■ Work instruction
Search the data for the word "invite" and copy every line where it occurs.
·····
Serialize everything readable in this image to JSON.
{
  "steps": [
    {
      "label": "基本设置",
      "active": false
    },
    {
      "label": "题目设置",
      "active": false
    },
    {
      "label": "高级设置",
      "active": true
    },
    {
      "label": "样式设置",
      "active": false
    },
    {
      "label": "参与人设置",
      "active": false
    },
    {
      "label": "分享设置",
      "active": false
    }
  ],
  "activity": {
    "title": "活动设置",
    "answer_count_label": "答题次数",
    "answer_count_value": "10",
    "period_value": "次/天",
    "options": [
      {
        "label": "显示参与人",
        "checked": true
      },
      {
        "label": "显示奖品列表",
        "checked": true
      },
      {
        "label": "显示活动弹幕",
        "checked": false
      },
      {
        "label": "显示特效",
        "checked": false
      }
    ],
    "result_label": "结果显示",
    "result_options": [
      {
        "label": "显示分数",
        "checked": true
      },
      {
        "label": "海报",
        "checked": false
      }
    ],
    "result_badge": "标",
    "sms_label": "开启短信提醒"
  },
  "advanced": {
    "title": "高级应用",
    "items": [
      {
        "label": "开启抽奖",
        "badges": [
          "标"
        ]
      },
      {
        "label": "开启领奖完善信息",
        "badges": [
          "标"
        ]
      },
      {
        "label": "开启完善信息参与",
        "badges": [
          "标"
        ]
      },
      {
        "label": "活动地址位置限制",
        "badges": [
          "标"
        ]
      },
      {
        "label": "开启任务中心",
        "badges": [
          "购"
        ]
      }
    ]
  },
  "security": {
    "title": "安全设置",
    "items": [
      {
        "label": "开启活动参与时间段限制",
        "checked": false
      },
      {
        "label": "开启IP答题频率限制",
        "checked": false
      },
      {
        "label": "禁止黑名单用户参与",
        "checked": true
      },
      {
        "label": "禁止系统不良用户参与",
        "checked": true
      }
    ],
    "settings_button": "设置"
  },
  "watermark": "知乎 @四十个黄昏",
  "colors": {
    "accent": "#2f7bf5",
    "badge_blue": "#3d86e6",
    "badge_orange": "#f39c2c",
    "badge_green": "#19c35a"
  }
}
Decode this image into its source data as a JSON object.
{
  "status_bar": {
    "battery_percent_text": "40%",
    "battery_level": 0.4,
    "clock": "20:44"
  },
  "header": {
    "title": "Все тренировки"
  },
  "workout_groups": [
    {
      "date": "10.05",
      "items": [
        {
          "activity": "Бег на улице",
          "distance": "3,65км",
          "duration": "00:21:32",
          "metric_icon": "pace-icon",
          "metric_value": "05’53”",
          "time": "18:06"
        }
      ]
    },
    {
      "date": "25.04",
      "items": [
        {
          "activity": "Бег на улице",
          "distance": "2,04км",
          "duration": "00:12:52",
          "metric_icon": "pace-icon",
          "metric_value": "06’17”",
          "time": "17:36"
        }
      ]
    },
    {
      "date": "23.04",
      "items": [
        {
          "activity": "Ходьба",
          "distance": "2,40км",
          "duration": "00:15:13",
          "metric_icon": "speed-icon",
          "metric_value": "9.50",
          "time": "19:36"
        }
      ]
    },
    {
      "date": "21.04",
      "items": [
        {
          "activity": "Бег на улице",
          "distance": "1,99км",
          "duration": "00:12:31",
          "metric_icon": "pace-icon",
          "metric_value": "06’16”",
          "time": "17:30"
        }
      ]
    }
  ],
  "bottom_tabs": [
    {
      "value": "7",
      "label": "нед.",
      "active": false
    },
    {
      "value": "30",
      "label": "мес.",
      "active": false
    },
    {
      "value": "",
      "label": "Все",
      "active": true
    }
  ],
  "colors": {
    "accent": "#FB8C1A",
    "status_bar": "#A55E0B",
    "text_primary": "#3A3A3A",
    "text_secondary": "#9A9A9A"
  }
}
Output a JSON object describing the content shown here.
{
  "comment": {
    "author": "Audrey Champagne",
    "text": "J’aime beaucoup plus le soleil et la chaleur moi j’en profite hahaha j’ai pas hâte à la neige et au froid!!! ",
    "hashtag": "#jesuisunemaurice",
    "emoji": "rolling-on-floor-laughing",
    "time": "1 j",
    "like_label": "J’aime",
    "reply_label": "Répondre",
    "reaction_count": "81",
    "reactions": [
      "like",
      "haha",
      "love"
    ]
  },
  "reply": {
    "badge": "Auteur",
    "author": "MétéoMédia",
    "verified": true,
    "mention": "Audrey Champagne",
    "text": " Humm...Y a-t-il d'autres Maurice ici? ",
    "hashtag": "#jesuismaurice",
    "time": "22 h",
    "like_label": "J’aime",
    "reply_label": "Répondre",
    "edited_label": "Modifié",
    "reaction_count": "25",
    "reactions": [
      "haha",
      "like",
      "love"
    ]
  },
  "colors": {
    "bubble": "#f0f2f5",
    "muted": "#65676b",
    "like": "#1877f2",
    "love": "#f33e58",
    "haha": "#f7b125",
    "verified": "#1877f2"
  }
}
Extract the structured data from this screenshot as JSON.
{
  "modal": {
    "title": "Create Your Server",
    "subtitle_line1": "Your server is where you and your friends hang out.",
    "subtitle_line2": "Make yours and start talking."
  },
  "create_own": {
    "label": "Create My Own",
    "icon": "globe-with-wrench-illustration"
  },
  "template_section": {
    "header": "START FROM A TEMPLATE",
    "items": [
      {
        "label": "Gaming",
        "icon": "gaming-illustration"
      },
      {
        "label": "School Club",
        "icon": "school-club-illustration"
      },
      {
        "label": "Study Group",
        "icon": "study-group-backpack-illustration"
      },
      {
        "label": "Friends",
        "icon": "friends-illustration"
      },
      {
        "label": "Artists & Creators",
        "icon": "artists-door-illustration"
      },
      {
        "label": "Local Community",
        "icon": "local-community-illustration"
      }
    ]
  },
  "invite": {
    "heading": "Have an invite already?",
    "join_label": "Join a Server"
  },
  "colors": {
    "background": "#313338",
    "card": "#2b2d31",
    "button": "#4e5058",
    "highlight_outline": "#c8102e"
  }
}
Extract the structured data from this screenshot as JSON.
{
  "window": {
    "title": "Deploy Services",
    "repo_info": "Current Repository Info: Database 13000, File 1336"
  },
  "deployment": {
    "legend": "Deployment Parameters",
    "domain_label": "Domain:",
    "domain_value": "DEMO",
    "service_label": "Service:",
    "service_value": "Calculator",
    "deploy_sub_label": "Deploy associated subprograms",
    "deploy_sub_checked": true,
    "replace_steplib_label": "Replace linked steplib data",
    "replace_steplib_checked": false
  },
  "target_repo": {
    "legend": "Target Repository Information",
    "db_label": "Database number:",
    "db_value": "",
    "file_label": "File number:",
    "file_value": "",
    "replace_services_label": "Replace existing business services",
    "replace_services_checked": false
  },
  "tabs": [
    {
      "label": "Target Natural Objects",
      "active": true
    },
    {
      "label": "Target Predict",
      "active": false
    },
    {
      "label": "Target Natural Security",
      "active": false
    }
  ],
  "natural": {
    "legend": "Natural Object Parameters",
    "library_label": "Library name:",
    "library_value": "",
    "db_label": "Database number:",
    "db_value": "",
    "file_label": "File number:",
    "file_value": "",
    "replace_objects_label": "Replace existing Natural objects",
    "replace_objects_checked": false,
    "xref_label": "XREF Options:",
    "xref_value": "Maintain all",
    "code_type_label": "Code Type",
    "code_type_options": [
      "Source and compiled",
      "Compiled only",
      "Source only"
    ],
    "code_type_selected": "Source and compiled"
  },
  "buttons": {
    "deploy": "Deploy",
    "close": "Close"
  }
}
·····
■ The completed task
  "invite": {
    "heading": "Have an invite already?",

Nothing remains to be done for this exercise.